* _What you are asked to do_:
Please reproduce the entries that follow without a single difference.

[Interface dataset entries]
--- START ---
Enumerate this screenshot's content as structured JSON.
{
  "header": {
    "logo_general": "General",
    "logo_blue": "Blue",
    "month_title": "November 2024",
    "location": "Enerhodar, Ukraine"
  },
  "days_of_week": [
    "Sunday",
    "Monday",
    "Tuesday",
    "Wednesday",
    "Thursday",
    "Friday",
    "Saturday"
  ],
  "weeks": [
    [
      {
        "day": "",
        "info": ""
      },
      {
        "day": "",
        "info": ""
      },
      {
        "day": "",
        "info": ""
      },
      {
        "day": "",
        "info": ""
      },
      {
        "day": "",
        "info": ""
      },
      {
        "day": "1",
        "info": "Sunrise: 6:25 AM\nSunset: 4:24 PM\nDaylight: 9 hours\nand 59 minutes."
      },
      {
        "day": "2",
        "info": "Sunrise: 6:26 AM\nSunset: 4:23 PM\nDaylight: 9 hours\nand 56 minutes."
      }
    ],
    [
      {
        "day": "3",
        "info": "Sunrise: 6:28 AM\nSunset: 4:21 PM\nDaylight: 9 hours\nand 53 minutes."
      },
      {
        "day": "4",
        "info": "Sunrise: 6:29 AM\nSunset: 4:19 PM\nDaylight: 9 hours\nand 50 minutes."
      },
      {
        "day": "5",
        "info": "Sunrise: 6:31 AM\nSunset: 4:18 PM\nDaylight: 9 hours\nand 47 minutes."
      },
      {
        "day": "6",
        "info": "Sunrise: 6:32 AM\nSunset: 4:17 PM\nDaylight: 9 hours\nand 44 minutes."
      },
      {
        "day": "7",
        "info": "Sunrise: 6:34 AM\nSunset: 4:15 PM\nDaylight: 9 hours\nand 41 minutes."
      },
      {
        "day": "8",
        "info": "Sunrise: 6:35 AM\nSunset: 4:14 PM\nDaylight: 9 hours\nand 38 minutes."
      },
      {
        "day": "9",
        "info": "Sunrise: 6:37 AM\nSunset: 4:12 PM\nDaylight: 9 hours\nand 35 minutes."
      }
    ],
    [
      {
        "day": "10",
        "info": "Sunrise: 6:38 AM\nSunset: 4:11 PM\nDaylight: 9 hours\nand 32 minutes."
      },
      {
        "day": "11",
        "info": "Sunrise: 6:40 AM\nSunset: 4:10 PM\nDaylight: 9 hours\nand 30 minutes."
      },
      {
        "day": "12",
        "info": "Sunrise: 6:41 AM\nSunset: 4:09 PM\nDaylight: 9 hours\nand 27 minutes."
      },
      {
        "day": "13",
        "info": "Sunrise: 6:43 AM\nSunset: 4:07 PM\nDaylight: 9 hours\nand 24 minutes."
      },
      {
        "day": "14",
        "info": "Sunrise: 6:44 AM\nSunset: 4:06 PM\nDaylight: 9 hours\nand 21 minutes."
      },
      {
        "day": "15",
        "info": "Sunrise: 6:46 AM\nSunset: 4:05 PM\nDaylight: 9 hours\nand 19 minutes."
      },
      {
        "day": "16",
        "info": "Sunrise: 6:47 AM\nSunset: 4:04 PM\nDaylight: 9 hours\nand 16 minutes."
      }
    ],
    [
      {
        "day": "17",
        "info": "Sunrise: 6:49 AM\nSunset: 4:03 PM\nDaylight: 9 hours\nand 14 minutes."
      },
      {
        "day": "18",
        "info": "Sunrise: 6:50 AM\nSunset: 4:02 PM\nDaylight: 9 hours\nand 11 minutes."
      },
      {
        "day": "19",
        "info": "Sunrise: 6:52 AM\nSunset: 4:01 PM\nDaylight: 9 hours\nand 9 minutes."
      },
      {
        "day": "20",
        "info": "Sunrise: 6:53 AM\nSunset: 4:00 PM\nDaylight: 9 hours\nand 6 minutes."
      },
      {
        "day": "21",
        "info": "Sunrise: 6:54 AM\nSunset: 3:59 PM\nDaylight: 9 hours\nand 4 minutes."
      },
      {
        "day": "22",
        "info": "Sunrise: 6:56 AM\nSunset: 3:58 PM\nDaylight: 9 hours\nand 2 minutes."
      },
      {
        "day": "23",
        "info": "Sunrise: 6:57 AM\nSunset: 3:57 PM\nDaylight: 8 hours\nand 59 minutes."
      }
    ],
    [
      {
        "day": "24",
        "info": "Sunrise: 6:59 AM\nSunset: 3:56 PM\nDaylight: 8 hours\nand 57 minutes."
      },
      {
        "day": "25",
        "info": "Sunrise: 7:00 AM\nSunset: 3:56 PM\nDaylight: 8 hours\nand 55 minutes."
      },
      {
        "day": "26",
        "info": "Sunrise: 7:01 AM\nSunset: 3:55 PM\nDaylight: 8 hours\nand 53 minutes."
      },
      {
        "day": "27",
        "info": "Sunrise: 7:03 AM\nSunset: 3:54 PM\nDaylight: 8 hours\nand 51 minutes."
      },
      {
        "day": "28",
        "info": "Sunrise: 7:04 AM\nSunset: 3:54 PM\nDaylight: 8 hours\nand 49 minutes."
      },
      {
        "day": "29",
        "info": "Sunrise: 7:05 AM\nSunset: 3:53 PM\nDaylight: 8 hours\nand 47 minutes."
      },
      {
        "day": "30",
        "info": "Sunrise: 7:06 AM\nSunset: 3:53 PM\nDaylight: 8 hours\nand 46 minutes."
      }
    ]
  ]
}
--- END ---
* _Your solution_:
Enumerate this screenshot's content as structured JSON.
{
  "header": {
    "logo_general": "General",
    "logo_blue": "Blue",
    "month_title": "November 2024",
    "location": "Enerhodar, Ukraine"
  },
  "days_of_week": [
    "Sunday",
    "Monday",
    "Tuesday",
    "Wednesday",
    "Thursday",
    "Friday",
    "Saturday"
  ],
  "weeks": [
    [
      {
        "day": "",
        "info": ""
      },
      {
        "day": "",
        "info": ""
      },
      {
        "day": "",
        "info": ""
      },
      {
        "day": "",
        "info": ""
      },
      {
        "day": "",
        "info": ""
      },
      {
        "day": "1",
        "info": "Sunrise: 6:25 AM\nSunset: 4:24 PM\nDaylight: 9 hours\nand 59 minutes."
      },
      {
        "day": "2",
        "info": "Sunrise: 6:26 AM\nSunset: 4:23 PM\nDaylight: 9 hours\nand 56 minutes."
      }
    ],
    [
      {
        "day": "3",
        "info": "Sunrise: 6:28 AM\nSunset: 4:21 PM\nDaylight: 9 hours\nand 53 minutes."
      },
      {
        "day": "4",
        "info": "Sunrise: 6:29 AM\nSunset: 4:19 PM\nDaylight: 9 hours\nand 50 minutes."
      },
      {
        "day": "5",
        "info": "Sunrise: 6:31 AM\nSunset: 4:18 PM\nDaylight: 9 hours\nand 47 minutes."
      },
      {
        "day": "6",
        "info": "Sunrise: 6:32 AM\nSunset: 4:17 PM\nDaylight: 9 hours\nand 44 minutes."
      },
      {
        "day": "7",
        "info": "Sunrise: 6:34 AM\nSunset: 4:15 PM\nDaylight: 9 hours\nand 41 minutes."
      },
      {
        "day": "8",
        "info": "Sunrise: 6:35 AM\nSunset: 4:14 PM\nDaylight: 9 hours\nand 38 minutes."
      },
      {
        "day": "9",
        "info": "Sunrise: 6:37 AM\nSunset: 4:12 PM\nDaylight: 9 hours\nand 35 minutes."
      }
    ],
    [
      {
        "day": "10",
        "info": "Sunrise: 6:38 AM\nSunset: 4:11 PM\nDaylight: 9 hours\nand 32 minutes."
      },
      {
        "day": "11",
        "info": "Sunrise: 6:40 AM\nSunset: 4:10 PM\nDaylight: 9 hours\nand 30 minutes."
      },
      {
        "day": "12",
        "info": "Sunrise: 6:41 AM\nSunset: 4:09 PM\nDaylight: 9 hours\nand 27 minutes."
      },
      {
        "day": "13",
        "info": "Sunrise: 6:43 AM\nSunset: 4:07 PM\nDaylight: 9 hours\nand 24 minutes."
      },
      {
        "day": "14",
        "info": "Sunrise: 6:44 AM\nSunset: 4:06 PM\nDaylight: 9 hours\nand 21 minutes."
      },
      {
        "day": "15",
        "info": "Sunrise: 6:46 AM\nSunset: 4:05 PM\nDaylight: 9 hours\nand 19 minutes."
      },
      {
        "day": "16",
        "info": "Sunrise: 6:47 AM\nSunset: 4:04 PM\nDaylight: 9 hours\nand 16 minutes."
      }
    ],
    [
      {
        "day": "17",
        "info": "Sunrise: 6:49 AM\nSunset: 4:03 PM\nDaylight: 9 hours\nand 14 minutes."
      },
      {
        "day": "18",
        "info": "Sunrise: 6:50 AM\nSunset: 4:02 PM\nDaylight: 9 hours\nand 11 minutes."
      },
      {
        "day": "19",
        "info": "Sunrise: 6:52 AM\nSunset: 4:01 PM\nDaylight: 9 hours\nand 9 minutes."
      },
      {
        "day": "20",
        "info": "Sunrise: 6:53 AM\nSunset: 4:00 PM\nDaylight: 9 hours\nand 6 minutes."
      },
      {
        "day": "21",
        "info": "Sunrise: 6:54 AM\nSunset: 3:59 PM\nDaylight: 9 hours\nand 4 minutes."
      },
      {
        "day": "22",
        "info": "Sunrise: 6:56 AM\nSunset: 3:58 PM\nDaylight: 9 hours\nand 2 minutes."
      },
      {
        "day": "23",
        "info": "Sunrise: 6:57 AM\nSunset: 3:57 PM\nDaylight: 8 hours\nand 59 minutes."
      }
    ],
    [
      {
        "day": "24",
        "info": "Sunrise: 6:59 AM\nSunset: 3:56 PM\nDaylight: 8 hours\nand 57 minutes."
      },
      {
        "day": "25",
        "info": "Sunrise: 7:00 AM\nSunset: 3:56 PM\nDaylight: 8 hours\nand 55 minutes."
      },
      {
        "day": "26",
        "info": "Sunrise: 7:01 AM\nSunset: 3:55 PM\nDaylight: 8 hours\nand 53 minutes."
      },
      {
        "day": "27",
        "info": "Sunrise: 7:03 AM\nSunset: 3:54 PM\nDaylight: 8 hours\nand 51 minutes."
      },
      {
        "day": "28",
        "info": "Sunrise: 7:04 AM\nSunset: 3:54 PM\nDaylight: 8 hours\nand 49 minutes."
      },
      {
        "day": "29",
        "info": "Sunrise: 7:05 AM\nSunset: 3:53 PM\nDaylight: 8 hours\nand 47 minutes."
      },
      {
        "day": "30",
        "info": "Sunrise: 7:06 AM\nSunset: 3:53 PM\nDaylight: 8 hours\nand 46 minutes."
      }
    ]
  ]
}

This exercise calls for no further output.